Are “Relationships” really relevant to the sales profession?
For every salesperson who says, “I have a great relationship with that prospect/client,” how many of those prospects/clients would actually agree?”
For any salesperson who has been in the same position for less than two years, what is the average number of opportunities lost with prospects/clients with whom they’ve had good relationships?
Since it takes time to build sustainable relationships, companies obviously wouldn’t expect a salesperson to sell anything for the first several months, or even years, right?
Clearly, there’s more to selling than relationships. Agreed?
Whether a one-time $10 purchase or a multi-million dollar 10-year investment, many (if not most) decisions are impacted by factors other than the relationships between the buyer and seller.
Every day, somewhere in the universe, a newly hired salesperson is closing an account that was previously never infiltrated by the predecessor who had a longstanding relationship.
So, let’s agree that, while relationships aren’t a “bad” thing, they aren’t necessarily critical to the sales process – in fact, they don’t have a formal place in any sales process.
Instead, let’s ask the question: What form of Bonding & Rapport is critical to the sales process, regardless of how simple or complex the process?
The answer: Trust.
Reality check: When our compensation is determined by how fast and often we can qualify prospects, we need to reach a significant level of trust as quickly as possible.
At Sandler, we offer many concepts for consideration regarding building trust – most importantly, we coach our clients to stop acting like salespeople. Newton’s 3rd Law (Yes, I’m referencing physics in a sales conversation) states, “For every action, there is an equal and opposite reaction.” Perhaps this explains why prospects push back when salespeople push their agenda?
Based upon similar concepts of negative reverse psychology, we coach clients to guide prospects on a path of their own self-discovery, using strategically executed questions. Hence, my favorite Sandler Rule: “People don’t argue with their own data.” Using technical knowledge and industry experience to ask the right questions, at the right time, places the salesperson in the position of Trusted Resource.
A similar technique, especially effective for establishing trust from the very start of the sales process, is for salespeople to say something that is not in their own self-interest. More specifically, let the prospect/client know that 1) if you don’t feel this is a good fit, you’d appreciate having permission to say so (Yes, a salesperson can say “No.”), and 2) you’d appreciate them extending you the same courtesy (Yes, it’s okay for prospects to say “No.”).

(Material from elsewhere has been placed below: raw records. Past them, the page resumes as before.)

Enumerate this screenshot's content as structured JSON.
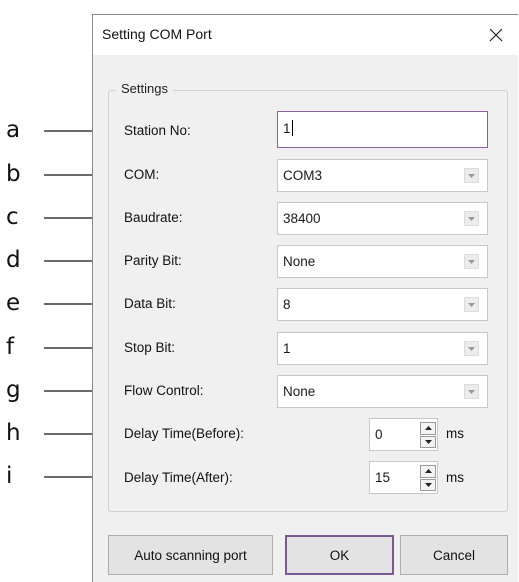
{
  "annotations": [
    "a",
    "b",
    "c",
    "d",
    "e",
    "f",
    "g",
    "h",
    "i"
  ],
  "dialog": {
    "title": "Setting COM Port",
    "close_icon": "close-icon",
    "group_title": "Settings",
    "fields": {
      "station_no": {
        "label": "Station No:",
        "value": "1"
      },
      "com": {
        "label": "COM:",
        "value": "COM3"
      },
      "baudrate": {
        "label": "Baudrate:",
        "value": "38400"
      },
      "parity_bit": {
        "label": "Parity Bit:",
        "value": "None"
      },
      "data_bit": {
        "label": "Data Bit:",
        "value": "8"
      },
      "stop_bit": {
        "label": "Stop Bit:",
        "value": "1"
      },
      "flow_control": {
        "label": "Flow Control:",
        "value": "None"
      },
      "delay_before": {
        "label": "Delay Time(Before):",
        "value": "0",
        "unit": "ms"
      },
      "delay_after": {
        "label": "Delay Time(After):",
        "value": "15",
        "unit": "ms"
      }
    },
    "buttons": {
      "auto_scan": "Auto scanning port",
      "ok": "OK",
      "cancel": "Cancel"
    }
  },
  "colors": {
    "dialog_bg": "#f0f0f0",
    "focus_border": "#8b5f9c",
    "default_button_border": "#7a5a95"
  }
}
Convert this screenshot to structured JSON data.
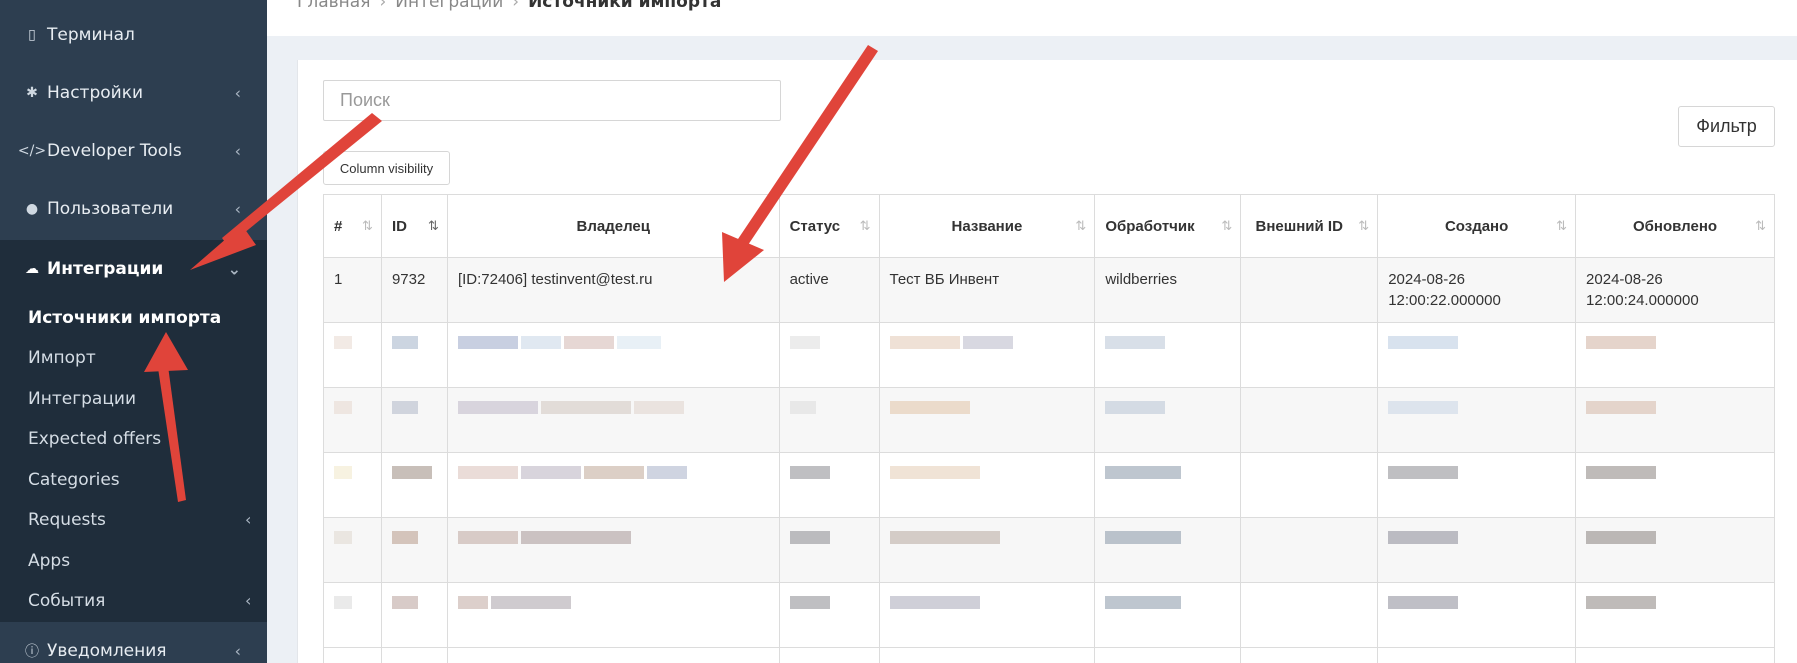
{
  "sidebar": {
    "items": [
      {
        "label": "Терминал",
        "icon": "mobile-icon"
      },
      {
        "label": "Настройки",
        "icon": "gear-icon",
        "chevron": "‹"
      },
      {
        "label": "Developer Tools",
        "icon": "code-icon",
        "chevron": "‹"
      },
      {
        "label": "Пользователи",
        "icon": "user-icon",
        "chevron": "‹"
      },
      {
        "label": "Интеграции",
        "icon": "cloud-download-icon",
        "chevron": "⌄"
      }
    ],
    "submenu": [
      {
        "label": "Источники импорта"
      },
      {
        "label": "Импорт"
      },
      {
        "label": "Интеграции"
      },
      {
        "label": "Expected offers"
      },
      {
        "label": "Categories"
      },
      {
        "label": "Requests",
        "chevron": "‹"
      },
      {
        "label": "Apps"
      },
      {
        "label": "События",
        "chevron": "‹"
      }
    ],
    "bottom": {
      "label": "Уведомления",
      "icon": "info-icon",
      "chevron": "‹"
    }
  },
  "breadcrumb": {
    "items": [
      "Главная",
      "Интеграции"
    ],
    "current": "Источники импорта"
  },
  "search": {
    "placeholder": "Поиск"
  },
  "toolbar": {
    "column_visibility": "Column visibility",
    "filter": "Фильтр"
  },
  "table": {
    "columns": [
      "#",
      "ID",
      "Владелец",
      "Статус",
      "Название",
      "Обработчик",
      "Внешний ID",
      "Создано",
      "Обновлено"
    ],
    "rows": [
      {
        "num": "1",
        "id": "9732",
        "owner": "[ID:72406] testinvent@test.ru",
        "status": "active",
        "name": "Тест ВБ Инвент",
        "handler": "wildberries",
        "external_id": "",
        "created": "2024-08-26 12:00:22.000000",
        "updated": "2024-08-26 12:00:24.000000"
      },
      {
        "num": "7",
        "id": "9726",
        "owner": "[ID:135345] ИП Савенкова Юлия",
        "status": "active",
        "name": "ИП Савенкова WB",
        "handler": "wildberries",
        "external_id": "",
        "created": "2024-08-08",
        "updated": "2024-08-08"
      }
    ]
  },
  "colors": {
    "sidebar": "#2d3e50",
    "sidebar_active": "#1f2d3b",
    "arrow": "#e0443a"
  }
}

Having trouble getting “Ghosted”? Perhaps your prospects are afraid to tell you “no”? When you make it clear to a prospect that you’re okay with a “No”, you are creating an environment of transparency and trust – increasing the odds they’ll share their true thoughts and feelings.

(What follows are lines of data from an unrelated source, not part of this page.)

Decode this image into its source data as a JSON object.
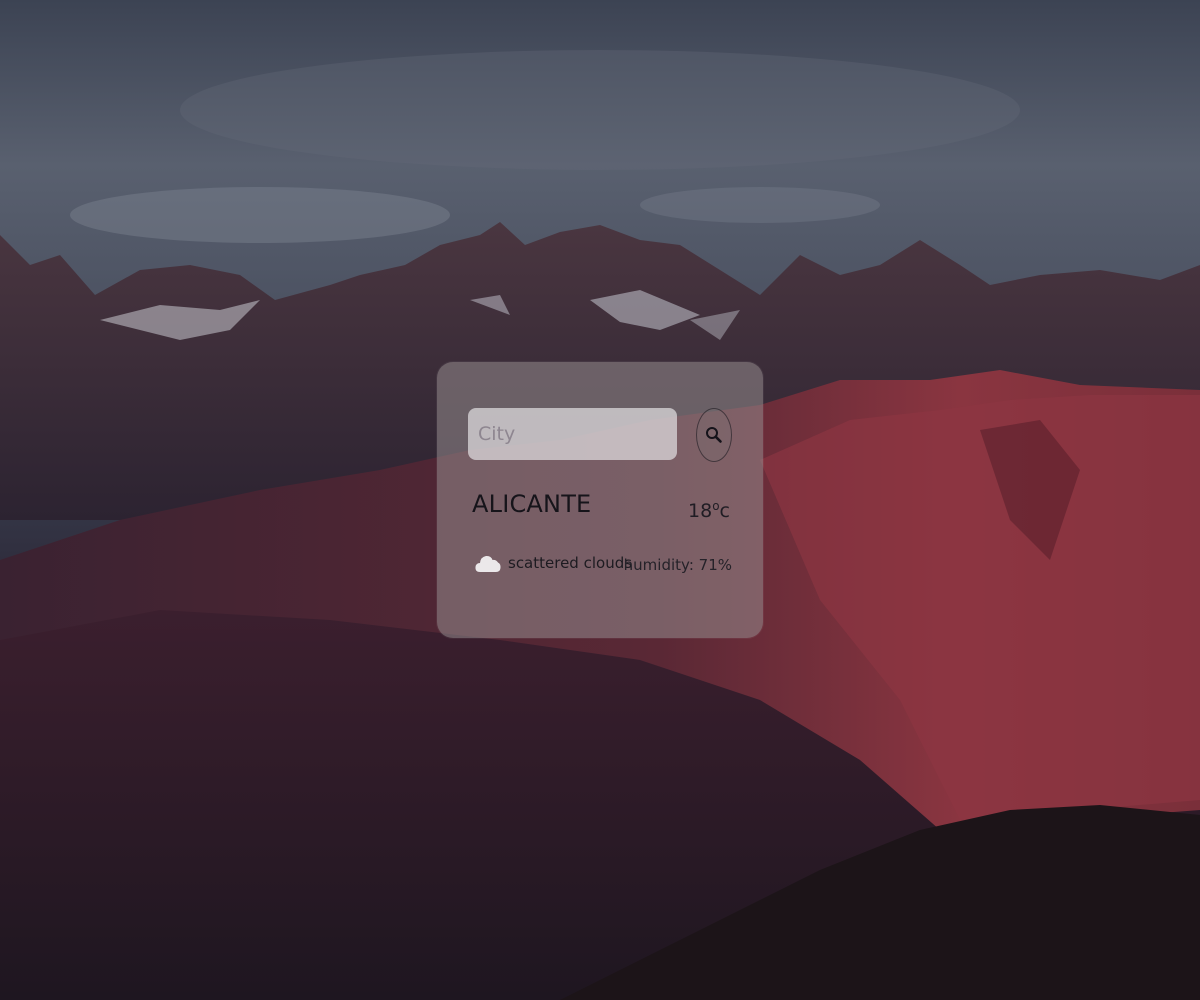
{
  "search": {
    "placeholder": "City",
    "value": "",
    "button_icon": "search-icon"
  },
  "weather": {
    "city": "ALICANTE",
    "temperature": "18",
    "unit": "oc",
    "icon": "cloud-icon",
    "description": "scattered clouds",
    "humidity_label": "humidity:",
    "humidity_value": "71%"
  },
  "colors": {
    "card_background": "#968c8e",
    "input_background": "#e1dee1",
    "text": "#16141a"
  }
}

Lastly, it’s a generally accepted truth that people like people who remind them of themselves, and people trust people they like. From the first second of contact, a professional salesperson has A) sensitivity to the personality of their prospect, B) a heightened level of self-awareness and, C) the ability to make adjustments in real time (i.e. Speed Up vs. Slow Down, Get Detailed vs. Give Summary, etc.). Taking on the role of adjusting behavior to create an environment of likability and trust is one of many things that makes sales is a highly skilled profession.
In short, relationships should happen organically, and it shouldn’t be the self-imposed burden or expectation of salespeople to build them with prospects. Instead, professional salespeople can simply create an atmosphere of trust from the very start of the sales process.